Example: Problem #75 on page 273 from the text titled “College Algebra: Graphs & Models”, Third Edition, by Bittinger, Beecher, Ellenbogen, and Penna. Fit a quadratic Function to the Data shown in the table below. Let x represent the number of years since 1992.

Year | Mortgage Debt (In Billions) |

1992 | $4254 |

1993 | 4209 |

1994 | 4381 |

1995 | 4577 |

1996 | 4865 |

1997 | 5203 |

1998 | 5723 |

1999 | 6360 |

2000 | 6887 |

2001 | 7596 |

Before you begin make sure that the Plot1 is ON. Make sure that you clear out any functions that may be stored in the function editor. Your screens should look like the ones shown in Fig.1 and Fig.2. You might want to review the worksheet, Preparing the Calculator for Regression.

To begin, press , choose for EDIT. Enter all the x-values in the L1 column and all the y-values in the L2 column using the same steps as you did when fitting a linear function to data. Once all the data is entered, press Your screen should look like the one shown in Fig.3.

Next, press so that your screen looks like the one shown in Fig.4. Select to get the screen shown in Fig.5. Press resulting in the screen shown in Fig.6. Press . Your screen will look like the one in Fig.7. Press to see the screen in Fig.8. Press , then again resulting in the screens shown in Fig.9 and Fig.10 respectively.

In Fig.10 you will see that a = 43.1, b = -9.2, and c = 4218.3, rounded to the nearest tenth. Press to graph the quadratic function that you have calculated. The result is shown in Fig. 11.

The quadratic function, f(x) = ax² + bx + c, that best fits the data is f(x) = 43.1x² - 9.2x + 4218.3.

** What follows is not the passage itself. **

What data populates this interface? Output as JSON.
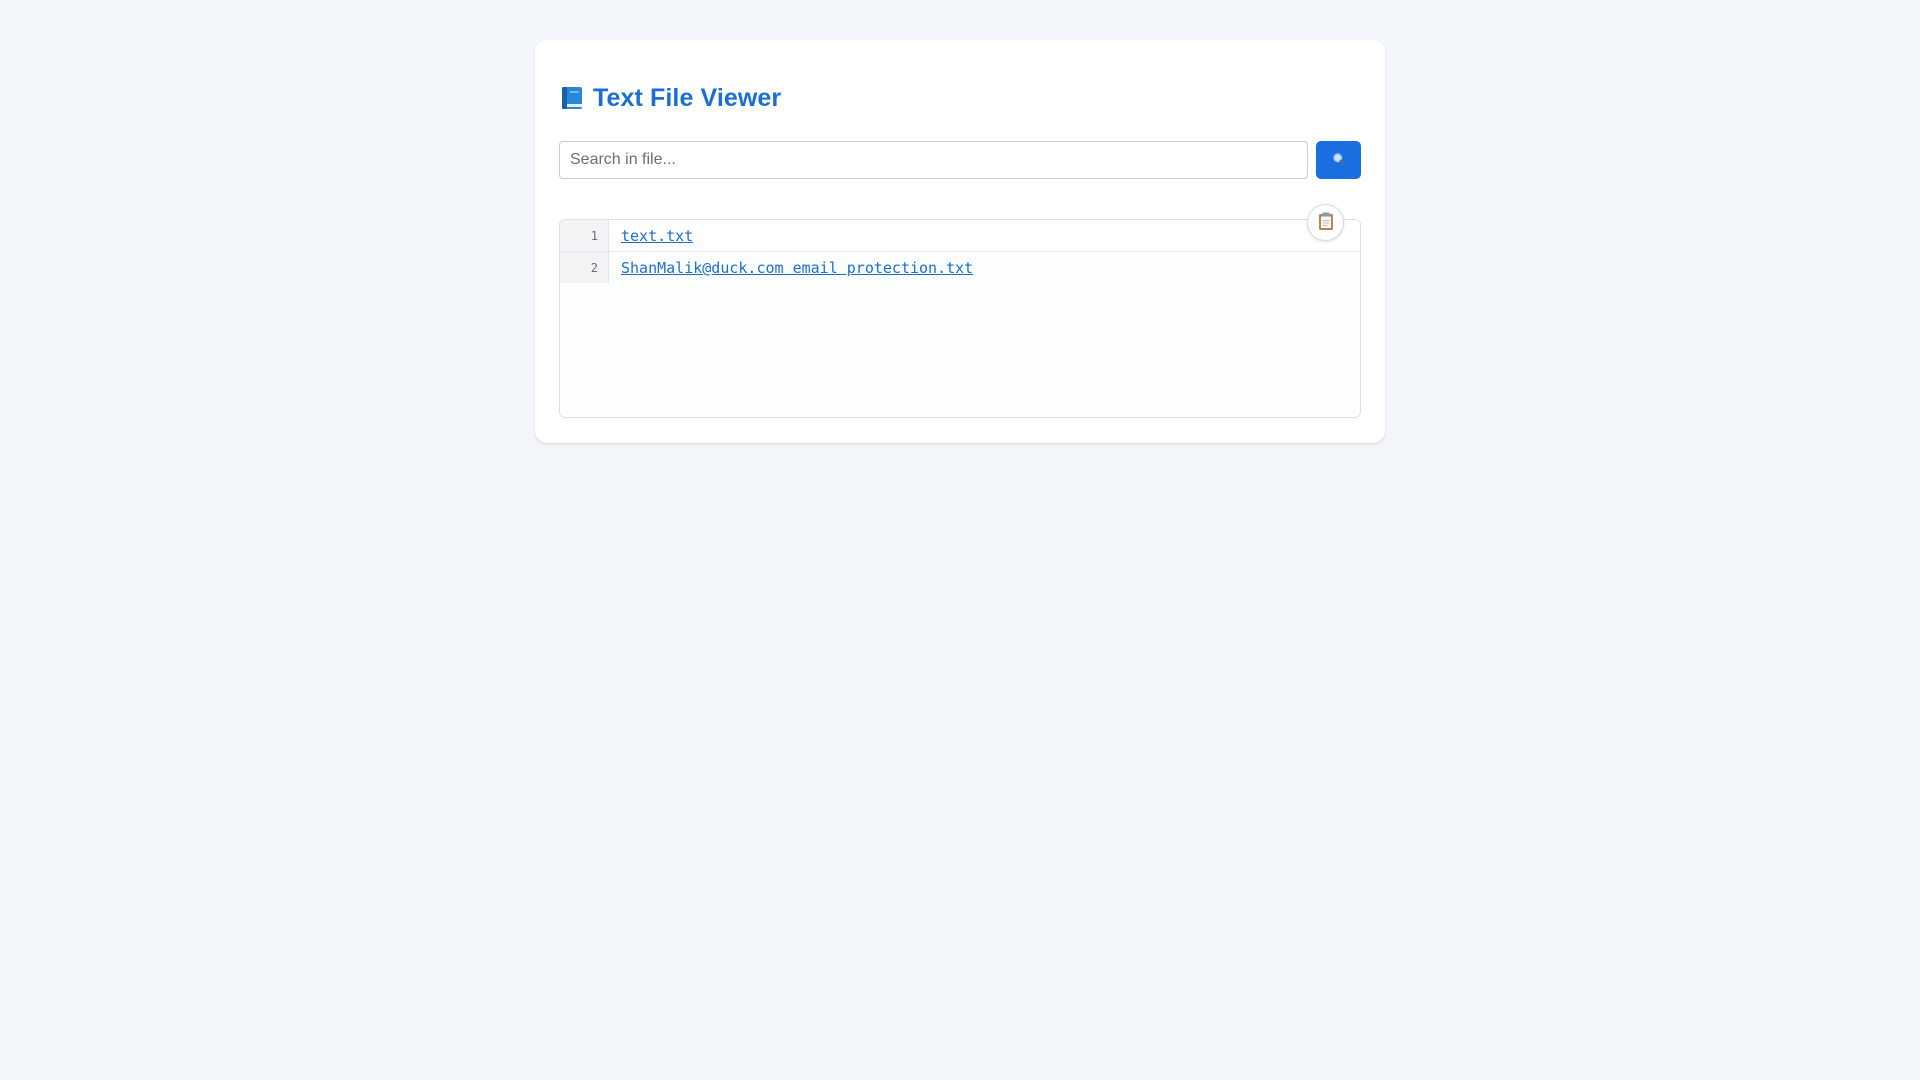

Note: To find the cubic or quartic function that best fits a set of data you will follow the same procedure as for finding the quadratic function. When you get to the screen shown in Fig.4 you would select 6: CubicReg for the cubic function or choose 7: QuartReg for the quartic function.